Data extracted from a collection:
= Beginning of Section =

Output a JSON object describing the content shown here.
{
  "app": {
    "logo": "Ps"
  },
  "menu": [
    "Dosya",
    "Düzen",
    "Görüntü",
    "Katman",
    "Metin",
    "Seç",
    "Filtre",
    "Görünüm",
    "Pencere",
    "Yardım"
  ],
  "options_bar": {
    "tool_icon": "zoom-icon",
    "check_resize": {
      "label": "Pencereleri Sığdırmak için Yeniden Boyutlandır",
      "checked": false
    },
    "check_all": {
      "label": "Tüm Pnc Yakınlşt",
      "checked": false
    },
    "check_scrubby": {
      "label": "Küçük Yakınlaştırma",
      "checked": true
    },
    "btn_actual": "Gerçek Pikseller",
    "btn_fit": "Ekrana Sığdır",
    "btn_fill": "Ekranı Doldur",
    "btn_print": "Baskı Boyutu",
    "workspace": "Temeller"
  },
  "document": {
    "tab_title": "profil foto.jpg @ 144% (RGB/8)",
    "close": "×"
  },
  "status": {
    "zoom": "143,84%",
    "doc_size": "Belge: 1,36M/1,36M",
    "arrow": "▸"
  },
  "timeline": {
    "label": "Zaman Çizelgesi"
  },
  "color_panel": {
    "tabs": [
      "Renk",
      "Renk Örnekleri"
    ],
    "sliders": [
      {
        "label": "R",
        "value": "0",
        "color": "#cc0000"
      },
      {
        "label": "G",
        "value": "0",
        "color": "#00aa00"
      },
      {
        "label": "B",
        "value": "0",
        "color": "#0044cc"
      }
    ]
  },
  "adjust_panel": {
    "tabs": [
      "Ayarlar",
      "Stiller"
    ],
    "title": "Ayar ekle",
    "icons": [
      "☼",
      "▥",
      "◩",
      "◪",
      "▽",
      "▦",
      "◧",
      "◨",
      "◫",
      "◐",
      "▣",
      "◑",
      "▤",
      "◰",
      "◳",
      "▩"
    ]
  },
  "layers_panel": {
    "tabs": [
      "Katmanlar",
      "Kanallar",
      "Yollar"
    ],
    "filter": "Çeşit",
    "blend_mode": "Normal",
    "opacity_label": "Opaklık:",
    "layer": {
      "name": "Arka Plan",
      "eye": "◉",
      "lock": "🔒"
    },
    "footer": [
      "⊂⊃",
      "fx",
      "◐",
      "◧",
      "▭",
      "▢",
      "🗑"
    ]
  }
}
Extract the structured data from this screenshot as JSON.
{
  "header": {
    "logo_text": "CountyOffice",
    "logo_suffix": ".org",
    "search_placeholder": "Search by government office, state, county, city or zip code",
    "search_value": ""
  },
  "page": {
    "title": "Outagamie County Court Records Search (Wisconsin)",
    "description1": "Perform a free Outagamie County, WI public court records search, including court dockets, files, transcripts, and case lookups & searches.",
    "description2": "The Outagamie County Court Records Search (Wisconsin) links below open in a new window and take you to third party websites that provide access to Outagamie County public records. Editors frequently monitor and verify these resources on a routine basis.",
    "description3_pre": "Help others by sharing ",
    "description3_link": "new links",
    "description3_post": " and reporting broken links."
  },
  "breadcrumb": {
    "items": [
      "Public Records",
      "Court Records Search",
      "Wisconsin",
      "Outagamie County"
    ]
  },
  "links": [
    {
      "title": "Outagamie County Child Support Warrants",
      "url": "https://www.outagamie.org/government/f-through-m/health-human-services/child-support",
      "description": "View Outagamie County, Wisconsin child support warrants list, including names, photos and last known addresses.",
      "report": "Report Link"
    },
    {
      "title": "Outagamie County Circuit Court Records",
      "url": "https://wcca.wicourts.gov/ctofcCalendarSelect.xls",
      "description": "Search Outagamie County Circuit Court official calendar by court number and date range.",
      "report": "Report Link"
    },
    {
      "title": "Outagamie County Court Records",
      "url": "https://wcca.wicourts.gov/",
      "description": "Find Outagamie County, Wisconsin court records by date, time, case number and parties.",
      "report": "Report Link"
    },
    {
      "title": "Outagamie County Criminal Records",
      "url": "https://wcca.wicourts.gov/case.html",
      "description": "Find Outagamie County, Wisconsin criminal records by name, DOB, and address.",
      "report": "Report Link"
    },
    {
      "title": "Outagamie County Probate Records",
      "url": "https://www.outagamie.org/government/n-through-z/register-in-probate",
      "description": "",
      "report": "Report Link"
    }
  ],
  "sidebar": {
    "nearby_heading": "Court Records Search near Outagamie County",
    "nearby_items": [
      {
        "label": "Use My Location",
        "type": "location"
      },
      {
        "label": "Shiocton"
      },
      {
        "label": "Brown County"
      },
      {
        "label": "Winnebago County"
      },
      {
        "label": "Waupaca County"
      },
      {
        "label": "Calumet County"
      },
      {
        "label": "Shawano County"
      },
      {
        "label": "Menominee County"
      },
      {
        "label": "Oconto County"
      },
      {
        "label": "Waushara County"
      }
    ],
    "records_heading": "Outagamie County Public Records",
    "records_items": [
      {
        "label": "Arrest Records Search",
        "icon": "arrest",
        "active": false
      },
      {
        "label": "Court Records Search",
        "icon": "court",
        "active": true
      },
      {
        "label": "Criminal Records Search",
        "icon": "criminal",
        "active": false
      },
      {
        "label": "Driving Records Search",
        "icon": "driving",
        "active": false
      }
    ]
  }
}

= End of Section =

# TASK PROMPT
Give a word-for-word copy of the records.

# RESPONSE AREA
Output a JSON object describing the content shown here.
{
  "app": {
    "logo": "Ps"
  },
  "menu": [
    "Dosya",
    "Düzen",
    "Görüntü",
    "Katman",
    "Metin",
    "Seç",
    "Filtre",
    "Görünüm",
    "Pencere",
    "Yardım"
  ],
  "options_bar": {
    "tool_icon": "zoom-icon",
    "check_resize": {
      "label": "Pencereleri Sığdırmak için Yeniden Boyutlandır",
      "checked": false
    },
    "check_all": {
      "label": "Tüm Pnc Yakınlşt",
      "checked": false
    },
    "check_scrubby": {
      "label": "Küçük Yakınlaştırma",
      "checked": true
    },
    "btn_actual": "Gerçek Pikseller",
    "btn_fit": "Ekrana Sığdır",
    "btn_fill": "Ekranı Doldur",
    "btn_print": "Baskı Boyutu",
    "workspace": "Temeller"
  },
  "document": {
    "tab_title": "profil foto.jpg @ 144% (RGB/8)",
    "close": "×"
  },
  "status": {
    "zoom": "143,84%",
    "doc_size": "Belge: 1,36M/1,36M",
    "arrow": "▸"
  },
  "timeline": {
    "label": "Zaman Çizelgesi"
  },
  "color_panel": {
    "tabs": [
      "Renk",
      "Renk Örnekleri"
    ],
    "sliders": [
      {
        "label": "R",
        "value": "0",
        "color": "#cc0000"
      },
      {
        "label": "G",
        "value": "0",
        "color": "#00aa00"
      },
      {
        "label": "B",
        "value": "0",
        "color": "#0044cc"
      }
    ]
  },
  "adjust_panel": {
    "tabs": [
      "Ayarlar",
      "Stiller"
    ],
    "title": "Ayar ekle",
    "icons": [
      "☼",
      "▥",
      "◩",
      "◪",
      "▽",
      "▦",
      "◧",
      "◨",
      "◫",
      "◐",
      "▣",
      "◑",
      "▤",
      "◰",
      "◳",
      "▩"
    ]
  },
  "layers_panel": {
    "tabs": [
      "Katmanlar",
      "Kanallar",
      "Yollar"
    ],
    "filter": "Çeşit",
    "blend_mode": "Normal",
    "opacity_label": "Opaklık:",
    "layer": {
      "name": "Arka Plan",
      "eye": "◉",
      "lock": "🔒"
    },
    "footer": [
      "⊂⊃",
      "fx",
      "◐",
      "◧",
      "▭",
      "▢",
      "🗑"
    ]
  }
}
Extract the structured data from this screenshot as JSON.
{
  "header": {
    "logo_text": "CountyOffice",
    "logo_suffix": ".org",
    "search_placeholder": "Search by government office, state, county, city or zip code",
    "search_value": ""
  },
  "page": {
    "title": "Outagamie County Court Records Search (Wisconsin)",
    "description1": "Perform a free Outagamie County, WI public court records search, including court dockets, files, transcripts, and case lookups & searches.",
    "description2": "The Outagamie County Court Records Search (Wisconsin) links below open in a new window and take you to third party websites that provide access to Outagamie County public records. Editors frequently monitor and verify these resources on a routine basis.",
    "description3_pre": "Help others by sharing ",
    "description3_link": "new links",
    "description3_post": " and reporting broken links."
  },
  "breadcrumb": {
    "items": [
      "Public Records",
      "Court Records Search",
      "Wisconsin",
      "Outagamie County"
    ]
  },
  "links": [
    {
      "title": "Outagamie County Child Support Warrants",
      "url": "https://www.outagamie.org/government/f-through-m/health-human-services/child-support",
      "description": "View Outagamie County, Wisconsin child support warrants list, including names, photos and last known addresses.",
      "report": "Report Link"
    },
    {
      "title": "Outagamie County Circuit Court Records",
      "url": "https://wcca.wicourts.gov/ctofcCalendarSelect.xls",
      "description": "Search Outagamie County Circuit Court official calendar by court number and date range.",
      "report": "Report Link"
    },
    {
      "title": "Outagamie County Court Records",
      "url": "https://wcca.wicourts.gov/",
      "description": "Find Outagamie County, Wisconsin court records by date, time, case number and parties.",
      "report": "Report Link"
    },
    {
      "title": "Outagamie County Criminal Records",
      "url": "https://wcca.wicourts.gov/case.html",
      "description": "Find Outagamie County, Wisconsin criminal records by name, DOB, and address.",
      "report": "Report Link"
    },
    {
      "title": "Outagamie County Probate Records",
      "url": "https://www.outagamie.org/government/n-through-z/register-in-probate",
      "description": "",
      "report": "Report Link"
    }
  ],
  "sidebar": {
    "nearby_heading": "Court Records Search near Outagamie County",
    "nearby_items": [
      {
        "label": "Use My Location",
        "type": "location"
      },
      {
        "label": "Shiocton"
      },
      {
        "label": "Brown County"
      },
      {
        "label": "Winnebago County"
      },
      {
        "label": "Waupaca County"
      },
      {
        "label": "Calumet County"
      },
      {
        "label": "Shawano County"
      },
      {
        "label": "Menominee County"
      },
      {
        "label": "Oconto County"
      },
      {
        "label": "Waushara County"
      }
    ],
    "records_heading": "Outagamie County Public Records",
    "records_items": [
      {
        "label": "Arrest Records Search",
        "icon": "arrest",
        "active": false
      },
      {
        "label": "Court Records Search",
        "icon": "court",
        "active": true
      },
      {
        "label": "Criminal Records Search",
        "icon": "criminal",
        "active": false
      },
      {
        "label": "Driving Records Search",
        "icon": "driving",
        "active": false
      }
    ]
  }
}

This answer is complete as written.